Software providers that include hardware with their solutions typically customize and lock down the devices for a single purpose. Anatomage takes a different approach. They install their Anatomage software on Samsung tablets and digital displays but leave these devices unlocked, so instructors can install other useful apps for students. With Anatomage’s real anatomy content on Samsung Tab S9 Ultra, students can amp up the display quality and resolution to see what they are working on clearly. It has the best-in-class processor to manage complex 3D renderings and an S Pen students can use for navigation and note-taking.
Students can also use the screencasting functionality in the Samsung tablets to share their screens via a digital whiteboard or classroom TV. This enables them to “flip the classroom.” As Malley explains, “The student can then go through naming structures or removing structures, and show everyone else what they’re doing, or they can highlight an organ they want to talk about in a presentation.”
The Anatomage Tablets powered by Samsung Interactive Displays aren’t just a valuable resource for Anatomage users; they’re also a useful tool for the Anatomage team. Sales reps take the device to client sites to give software demos, and because the Samsung tablets are unlocked, they also use them to access productivity apps, CRM and other key business software.
Malley says, “I always have my Samsung tablet on me. I use it to show potential customers our capabilities, and it blows them away. The resolution on the tablet screen is fantastic, and the device is super quick. I hardly ever turn it off. To be able to swipe it on and go right to one of our cadavers is fantastic and really illustrates what we can do with the tablet. Some of our sales reps even use it for travel to replace their laptops.”
Thousands of institutions worldwide currently use the Anatomage solution to supplement or replace traditional cadaveric studies, and those numbers are growing quickly.

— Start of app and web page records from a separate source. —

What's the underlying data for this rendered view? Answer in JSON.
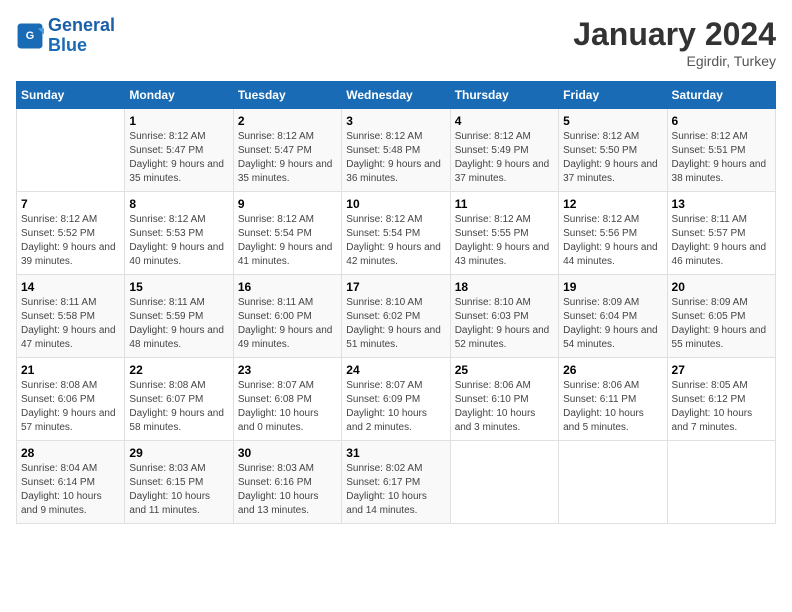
{
  "logo": {
    "text_general": "General",
    "text_blue": "Blue"
  },
  "header": {
    "title": "January 2024",
    "subtitle": "Egirdir, Turkey"
  },
  "days_of_week": [
    "Sunday",
    "Monday",
    "Tuesday",
    "Wednesday",
    "Thursday",
    "Friday",
    "Saturday"
  ],
  "weeks": [
    [
      {
        "day": "",
        "sunrise": "",
        "sunset": "",
        "daylight": ""
      },
      {
        "day": "1",
        "sunrise": "Sunrise: 8:12 AM",
        "sunset": "Sunset: 5:47 PM",
        "daylight": "Daylight: 9 hours and 35 minutes."
      },
      {
        "day": "2",
        "sunrise": "Sunrise: 8:12 AM",
        "sunset": "Sunset: 5:47 PM",
        "daylight": "Daylight: 9 hours and 35 minutes."
      },
      {
        "day": "3",
        "sunrise": "Sunrise: 8:12 AM",
        "sunset": "Sunset: 5:48 PM",
        "daylight": "Daylight: 9 hours and 36 minutes."
      },
      {
        "day": "4",
        "sunrise": "Sunrise: 8:12 AM",
        "sunset": "Sunset: 5:49 PM",
        "daylight": "Daylight: 9 hours and 37 minutes."
      },
      {
        "day": "5",
        "sunrise": "Sunrise: 8:12 AM",
        "sunset": "Sunset: 5:50 PM",
        "daylight": "Daylight: 9 hours and 37 minutes."
      },
      {
        "day": "6",
        "sunrise": "Sunrise: 8:12 AM",
        "sunset": "Sunset: 5:51 PM",
        "daylight": "Daylight: 9 hours and 38 minutes."
      }
    ],
    [
      {
        "day": "7",
        "sunrise": "Sunrise: 8:12 AM",
        "sunset": "Sunset: 5:52 PM",
        "daylight": "Daylight: 9 hours and 39 minutes."
      },
      {
        "day": "8",
        "sunrise": "Sunrise: 8:12 AM",
        "sunset": "Sunset: 5:53 PM",
        "daylight": "Daylight: 9 hours and 40 minutes."
      },
      {
        "day": "9",
        "sunrise": "Sunrise: 8:12 AM",
        "sunset": "Sunset: 5:54 PM",
        "daylight": "Daylight: 9 hours and 41 minutes."
      },
      {
        "day": "10",
        "sunrise": "Sunrise: 8:12 AM",
        "sunset": "Sunset: 5:54 PM",
        "daylight": "Daylight: 9 hours and 42 minutes."
      },
      {
        "day": "11",
        "sunrise": "Sunrise: 8:12 AM",
        "sunset": "Sunset: 5:55 PM",
        "daylight": "Daylight: 9 hours and 43 minutes."
      },
      {
        "day": "12",
        "sunrise": "Sunrise: 8:12 AM",
        "sunset": "Sunset: 5:56 PM",
        "daylight": "Daylight: 9 hours and 44 minutes."
      },
      {
        "day": "13",
        "sunrise": "Sunrise: 8:11 AM",
        "sunset": "Sunset: 5:57 PM",
        "daylight": "Daylight: 9 hours and 46 minutes."
      }
    ],
    [
      {
        "day": "14",
        "sunrise": "Sunrise: 8:11 AM",
        "sunset": "Sunset: 5:58 PM",
        "daylight": "Daylight: 9 hours and 47 minutes."
      },
      {
        "day": "15",
        "sunrise": "Sunrise: 8:11 AM",
        "sunset": "Sunset: 5:59 PM",
        "daylight": "Daylight: 9 hours and 48 minutes."
      },
      {
        "day": "16",
        "sunrise": "Sunrise: 8:11 AM",
        "sunset": "Sunset: 6:00 PM",
        "daylight": "Daylight: 9 hours and 49 minutes."
      },
      {
        "day": "17",
        "sunrise": "Sunrise: 8:10 AM",
        "sunset": "Sunset: 6:02 PM",
        "daylight": "Daylight: 9 hours and 51 minutes."
      },
      {
        "day": "18",
        "sunrise": "Sunrise: 8:10 AM",
        "sunset": "Sunset: 6:03 PM",
        "daylight": "Daylight: 9 hours and 52 minutes."
      },
      {
        "day": "19",
        "sunrise": "Sunrise: 8:09 AM",
        "sunset": "Sunset: 6:04 PM",
        "daylight": "Daylight: 9 hours and 54 minutes."
      },
      {
        "day": "20",
        "sunrise": "Sunrise: 8:09 AM",
        "sunset": "Sunset: 6:05 PM",
        "daylight": "Daylight: 9 hours and 55 minutes."
      }
    ],
    [
      {
        "day": "21",
        "sunrise": "Sunrise: 8:08 AM",
        "sunset": "Sunset: 6:06 PM",
        "daylight": "Daylight: 9 hours and 57 minutes."
      },
      {
        "day": "22",
        "sunrise": "Sunrise: 8:08 AM",
        "sunset": "Sunset: 6:07 PM",
        "daylight": "Daylight: 9 hours and 58 minutes."
      },
      {
        "day": "23",
        "sunrise": "Sunrise: 8:07 AM",
        "sunset": "Sunset: 6:08 PM",
        "daylight": "Daylight: 10 hours and 0 minutes."
      },
      {
        "day": "24",
        "sunrise": "Sunrise: 8:07 AM",
        "sunset": "Sunset: 6:09 PM",
        "daylight": "Daylight: 10 hours and 2 minutes."
      },
      {
        "day": "25",
        "sunrise": "Sunrise: 8:06 AM",
        "sunset": "Sunset: 6:10 PM",
        "daylight": "Daylight: 10 hours and 3 minutes."
      },
      {
        "day": "26",
        "sunrise": "Sunrise: 8:06 AM",
        "sunset": "Sunset: 6:11 PM",
        "daylight": "Daylight: 10 hours and 5 minutes."
      },
      {
        "day": "27",
        "sunrise": "Sunrise: 8:05 AM",
        "sunset": "Sunset: 6:12 PM",
        "daylight": "Daylight: 10 hours and 7 minutes."
      }
    ],
    [
      {
        "day": "28",
        "sunrise": "Sunrise: 8:04 AM",
        "sunset": "Sunset: 6:14 PM",
        "daylight": "Daylight: 10 hours and 9 minutes."
      },
      {
        "day": "29",
        "sunrise": "Sunrise: 8:03 AM",
        "sunset": "Sunset: 6:15 PM",
        "daylight": "Daylight: 10 hours and 11 minutes."
      },
      {
        "day": "30",
        "sunrise": "Sunrise: 8:03 AM",
        "sunset": "Sunset: 6:16 PM",
        "daylight": "Daylight: 10 hours and 13 minutes."
      },
      {
        "day": "31",
        "sunrise": "Sunrise: 8:02 AM",
        "sunset": "Sunset: 6:17 PM",
        "daylight": "Daylight: 10 hours and 14 minutes."
      },
      {
        "day": "",
        "sunrise": "",
        "sunset": "",
        "daylight": ""
      },
      {
        "day": "",
        "sunrise": "",
        "sunset": "",
        "daylight": ""
      },
      {
        "day": "",
        "sunrise": "",
        "sunset": "",
        "daylight": ""
      }
    ]
  ]
}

With this growth comes the responsibility to continue innovating and changing the game for virtual learning, and Thomson believes the Samsung partnership will help them do it.
Also, replacing cadavers for medical students isn’t the only use case that is made possible by this combination of hardware and software. There are other areas of education where Samsung tablets can improve learning and bring lessons to life in a safe environment to explore. This includes architecture, engineering and design courses where students are working in-depth with computer-aided design files.
“Samsung isn’t going anywhere anytime soon. It’s important to have that reliability and know Samsung will push to make their technology better and better, which will make our visuals stand out even more.”